Social media brings us closer to others, but it can also bed addictive and isolating. Here are 3 signs you need a break from it.
The existence of social media has resulted in a double life for many of us. While it provides us with connections to people from all over the world and keeps us informed on important events, it also makes it difficult to stay present. Some people are skilled at disconnecting from their phones and laptops, but the vast majority of us have some form of strained relationship with social media.
This year has been a particularly grueling one. A limited amount of options for going out, the forced separation between loved ones, and the constant toxic news cycle make it very difficult for us to take a break from our devices. Still, going on a social media break is a big ask, particularly when spending large chunks of time at home.
“Seeing others’ curated, polished images of only happy moments or attractive photos can set up an unrealistic expectation of ourselves and the destructive experience of constantly comparing oneself with others,” psychiatrist Christine Moutier tells Self . The constant use of social media can increase symptoms of isolation, anxiety, depression and people’s self-esteem. While it may feel like social media is making you feel connected when you need it most, the opposite is what might be going on.
Fortunately, you can control your social media breaks . There’s no wrong way to do them. While you can choose to eliminate all social media profiles and apps from your phone, setting up some basic boundaries is enough. Try this change for a week or two, and see how you feel. Adapt as you go along.
Here are 3 signs you need a social media break:
You have trouble getting things done
When something is consuming your attention, it’s very difficult for you to focus on your work and relationships. If you’re finding it difficult to do the things you have or want to do because you’d rather scroll mindlessly through your feed, it might be time to ask yourself what’s going on. Social media is a great distraction, but it’s one that leaves you feeling empty, like you wasted your time on stuff you already knew.
Your downtime is consumed by social media
Most of us spend our downtime on our phones, so it’s difficult to know if you’re going overboard with your social media habit. But some alarm bells should be ringing if you find yourself constantly drawn to your phone, even when you’ve just checked your timeline or you’re trying to do something else. Set some parameters for your social media usage, either by using your Screen Time settings or by controlling your impulses.
You have no time for your hobbies
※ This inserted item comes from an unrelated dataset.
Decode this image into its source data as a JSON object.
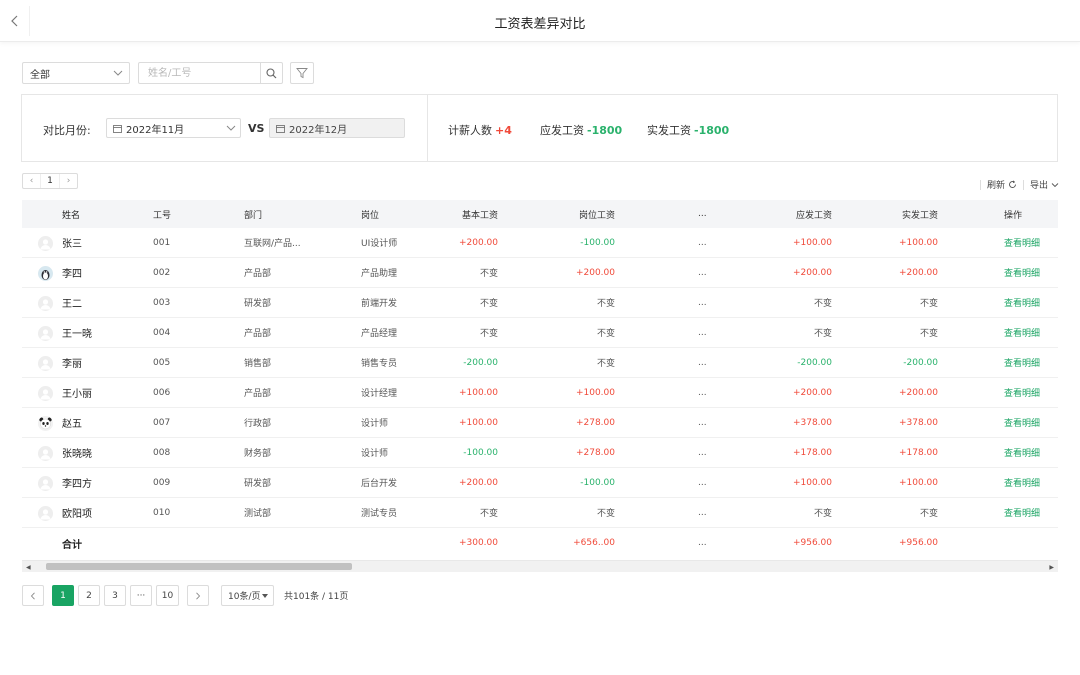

The pandemic has robbed a lot of us of the inspiration and pleasure we gain from our hobbies. Now that we’re some months (or is it years?) into the pandemic knowing that it’s not going away anytime soon, it’s important to prioritize the stuff that makes us feel happy and fulfilled. Start off slow, challenging yourself to small chunks of time focused on doing something you enjoy without having any phone time, whether it’s a sport, reading a book or indulging in a hobby. Or, hey, turning your mind off completely and meditating is also a great option!